Wind turbine noise affects dream sleep and perceived sleep restoration
Wind turbine noise (WTN) influences people's perception of the restorative effects of sleep, and also has a small but significant effect on dream sleep, otherwise known as REM (rapid eye movement) sleep, a study at the University of Gothenburg, Sweden, shows.

To sleep deeply: The brainstem neurons that regulate non-REM sleep
University of Tsukuba researchers identified neurons that promote non-REM sleep in the brainstem in mice.

Chronic opioid therapy can disrupt sleep, increase risk of sleep disorders
Patients and medical providers should be aware that chronic opioid use can interfere with sleep by reducing sleep efficiency and increasing the risk of sleep-disordered breathing, according to a position statement from the American Academy of Sleep Medicine.

'Short sleep' gene prevents memory deficits associated with sleep deprivation
The UCSF scientists who identified the two known human genes that promote 'natural short sleep' -- nightly sleep that lasts just four to six hours but leaves people feeling well-rested -- have now discovered a third, and it's also the first gene that's ever been shown to prevent the memory deficits that normally accompany sleep deprivation.

Short sleep duration and sleep variability blunt weight loss
High sleep variability and short sleep duration are associated with difficulties in losing weight and body fat.

Nurses have an increased risk of sleep disorders and sleep deprivation
According to preliminary results of a new study, there is a high prevalence of insufficient sleep and symptoms of common sleep disorders among medical center nurses.

Common sleep myths compromise good sleep and health
People often say they can get by on five or fewer hours of sleep, that snoring is harmless, and that having a drink helps you to fall asleep.

Sleep tight! Researchers identify the beneficial role of sleep
Why do animals sleep? Why do humans 'waste' a third of their lives sleeping?

Does extra sleep on the weekends repay your sleep debt? No, researchers say
Insufficient sleep and untreated sleep disorders put people at increased risk for metabolic problems, including obesity and diabetes.

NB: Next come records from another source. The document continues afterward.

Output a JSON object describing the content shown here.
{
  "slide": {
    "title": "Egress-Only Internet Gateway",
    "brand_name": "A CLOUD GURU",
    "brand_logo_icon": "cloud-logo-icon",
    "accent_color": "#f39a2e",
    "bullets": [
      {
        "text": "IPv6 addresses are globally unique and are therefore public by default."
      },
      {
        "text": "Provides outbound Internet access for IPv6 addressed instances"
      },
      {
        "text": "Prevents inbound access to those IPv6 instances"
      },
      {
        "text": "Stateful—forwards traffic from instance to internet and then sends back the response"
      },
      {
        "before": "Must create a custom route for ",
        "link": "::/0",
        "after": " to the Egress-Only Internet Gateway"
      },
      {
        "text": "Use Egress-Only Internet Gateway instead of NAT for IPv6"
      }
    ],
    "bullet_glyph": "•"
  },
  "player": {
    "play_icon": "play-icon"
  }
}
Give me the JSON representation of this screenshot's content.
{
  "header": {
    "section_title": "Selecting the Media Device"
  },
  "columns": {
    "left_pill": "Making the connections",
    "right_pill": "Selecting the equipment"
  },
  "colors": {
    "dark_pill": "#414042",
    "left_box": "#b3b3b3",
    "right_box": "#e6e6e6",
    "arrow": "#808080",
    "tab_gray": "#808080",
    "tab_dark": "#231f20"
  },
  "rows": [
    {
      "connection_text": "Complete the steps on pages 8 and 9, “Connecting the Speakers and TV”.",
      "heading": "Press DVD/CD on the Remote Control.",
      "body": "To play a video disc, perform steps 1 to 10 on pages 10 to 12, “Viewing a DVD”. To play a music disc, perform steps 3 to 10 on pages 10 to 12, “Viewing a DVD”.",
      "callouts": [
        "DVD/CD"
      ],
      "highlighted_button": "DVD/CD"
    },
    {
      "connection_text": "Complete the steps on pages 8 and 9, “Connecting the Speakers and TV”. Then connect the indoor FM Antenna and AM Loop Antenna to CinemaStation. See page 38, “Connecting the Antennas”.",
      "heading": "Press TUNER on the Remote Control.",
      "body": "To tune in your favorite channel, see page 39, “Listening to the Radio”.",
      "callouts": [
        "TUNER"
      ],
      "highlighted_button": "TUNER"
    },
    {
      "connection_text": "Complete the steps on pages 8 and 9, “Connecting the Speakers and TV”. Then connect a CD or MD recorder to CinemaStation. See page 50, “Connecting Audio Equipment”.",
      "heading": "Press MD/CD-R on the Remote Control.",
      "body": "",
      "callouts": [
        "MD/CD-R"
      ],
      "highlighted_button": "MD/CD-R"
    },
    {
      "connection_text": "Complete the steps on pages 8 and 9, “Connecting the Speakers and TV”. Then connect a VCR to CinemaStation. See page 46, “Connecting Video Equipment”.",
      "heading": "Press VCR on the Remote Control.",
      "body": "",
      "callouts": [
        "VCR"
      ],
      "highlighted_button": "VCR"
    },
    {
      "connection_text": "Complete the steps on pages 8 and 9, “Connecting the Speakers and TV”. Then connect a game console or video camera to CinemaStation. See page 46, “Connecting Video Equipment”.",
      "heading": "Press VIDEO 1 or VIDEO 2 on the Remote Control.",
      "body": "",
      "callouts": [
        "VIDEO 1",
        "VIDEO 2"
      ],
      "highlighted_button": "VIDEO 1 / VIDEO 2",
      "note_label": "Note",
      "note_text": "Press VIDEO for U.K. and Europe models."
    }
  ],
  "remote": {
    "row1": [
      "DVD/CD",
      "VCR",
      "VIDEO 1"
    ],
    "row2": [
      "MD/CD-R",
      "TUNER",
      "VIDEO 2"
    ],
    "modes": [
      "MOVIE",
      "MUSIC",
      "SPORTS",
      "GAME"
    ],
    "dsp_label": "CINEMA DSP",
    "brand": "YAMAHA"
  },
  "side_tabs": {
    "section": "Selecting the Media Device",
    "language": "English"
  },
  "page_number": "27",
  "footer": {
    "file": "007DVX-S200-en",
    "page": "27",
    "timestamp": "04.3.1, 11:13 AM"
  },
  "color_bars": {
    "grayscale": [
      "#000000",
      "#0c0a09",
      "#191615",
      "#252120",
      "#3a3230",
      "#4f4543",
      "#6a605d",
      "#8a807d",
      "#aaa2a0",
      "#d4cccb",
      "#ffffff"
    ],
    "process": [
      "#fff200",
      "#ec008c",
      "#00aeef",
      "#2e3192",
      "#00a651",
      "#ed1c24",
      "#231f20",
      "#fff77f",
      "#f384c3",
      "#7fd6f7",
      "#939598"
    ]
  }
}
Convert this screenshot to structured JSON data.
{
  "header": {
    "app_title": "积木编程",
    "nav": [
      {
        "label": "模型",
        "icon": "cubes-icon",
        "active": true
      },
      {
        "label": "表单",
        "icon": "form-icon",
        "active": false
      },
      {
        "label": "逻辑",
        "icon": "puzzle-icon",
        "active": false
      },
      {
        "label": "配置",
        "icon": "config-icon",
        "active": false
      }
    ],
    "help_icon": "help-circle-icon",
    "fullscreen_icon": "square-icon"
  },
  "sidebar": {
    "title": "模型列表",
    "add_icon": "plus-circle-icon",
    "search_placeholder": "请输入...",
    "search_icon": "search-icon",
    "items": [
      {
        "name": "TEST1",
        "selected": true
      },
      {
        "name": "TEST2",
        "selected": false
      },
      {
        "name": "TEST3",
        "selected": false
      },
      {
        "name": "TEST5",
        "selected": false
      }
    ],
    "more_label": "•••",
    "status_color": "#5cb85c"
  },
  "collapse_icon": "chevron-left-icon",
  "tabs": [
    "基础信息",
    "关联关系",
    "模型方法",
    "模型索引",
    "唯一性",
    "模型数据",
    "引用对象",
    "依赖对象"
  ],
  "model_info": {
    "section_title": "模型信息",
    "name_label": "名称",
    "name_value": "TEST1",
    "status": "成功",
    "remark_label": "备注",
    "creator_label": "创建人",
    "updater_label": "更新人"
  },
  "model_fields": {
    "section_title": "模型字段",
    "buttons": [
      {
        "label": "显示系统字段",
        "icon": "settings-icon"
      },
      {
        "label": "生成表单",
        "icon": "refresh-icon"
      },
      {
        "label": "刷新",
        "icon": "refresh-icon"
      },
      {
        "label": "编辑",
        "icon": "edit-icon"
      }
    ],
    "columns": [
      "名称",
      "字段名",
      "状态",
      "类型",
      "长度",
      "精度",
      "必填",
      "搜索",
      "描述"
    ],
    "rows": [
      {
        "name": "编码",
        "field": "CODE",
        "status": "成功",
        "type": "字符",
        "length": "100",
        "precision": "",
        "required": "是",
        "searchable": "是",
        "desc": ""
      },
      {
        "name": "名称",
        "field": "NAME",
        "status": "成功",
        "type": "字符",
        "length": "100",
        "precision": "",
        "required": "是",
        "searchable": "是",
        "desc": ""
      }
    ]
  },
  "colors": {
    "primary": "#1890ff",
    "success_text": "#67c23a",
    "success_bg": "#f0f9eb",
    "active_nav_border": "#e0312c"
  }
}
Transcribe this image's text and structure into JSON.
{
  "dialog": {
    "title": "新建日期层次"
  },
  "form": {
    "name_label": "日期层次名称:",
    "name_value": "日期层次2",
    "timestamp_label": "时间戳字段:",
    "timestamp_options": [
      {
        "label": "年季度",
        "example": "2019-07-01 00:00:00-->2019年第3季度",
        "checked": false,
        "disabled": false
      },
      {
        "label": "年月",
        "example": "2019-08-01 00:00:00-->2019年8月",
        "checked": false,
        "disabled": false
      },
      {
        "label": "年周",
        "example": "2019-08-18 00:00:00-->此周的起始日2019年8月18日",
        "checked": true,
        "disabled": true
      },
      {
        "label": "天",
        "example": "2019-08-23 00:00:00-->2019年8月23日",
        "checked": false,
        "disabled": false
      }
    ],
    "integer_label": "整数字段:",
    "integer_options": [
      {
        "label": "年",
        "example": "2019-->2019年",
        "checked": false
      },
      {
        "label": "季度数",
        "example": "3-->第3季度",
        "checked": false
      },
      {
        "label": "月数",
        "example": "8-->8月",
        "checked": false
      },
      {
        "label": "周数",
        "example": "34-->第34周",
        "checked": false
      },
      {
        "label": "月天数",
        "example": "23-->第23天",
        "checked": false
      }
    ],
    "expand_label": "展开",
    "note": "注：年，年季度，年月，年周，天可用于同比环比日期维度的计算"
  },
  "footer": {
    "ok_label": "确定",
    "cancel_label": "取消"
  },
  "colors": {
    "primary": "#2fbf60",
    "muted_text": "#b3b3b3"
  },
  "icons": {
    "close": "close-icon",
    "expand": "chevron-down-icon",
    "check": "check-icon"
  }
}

Read More: Sleep News and Sleep Current Events
Brightsurf.com is a participant in the Amazon Services LLC Associates Program, an affiliate advertising program designed to provide a means for sites to earn advertising fees by advertising and linking to Amazon.com.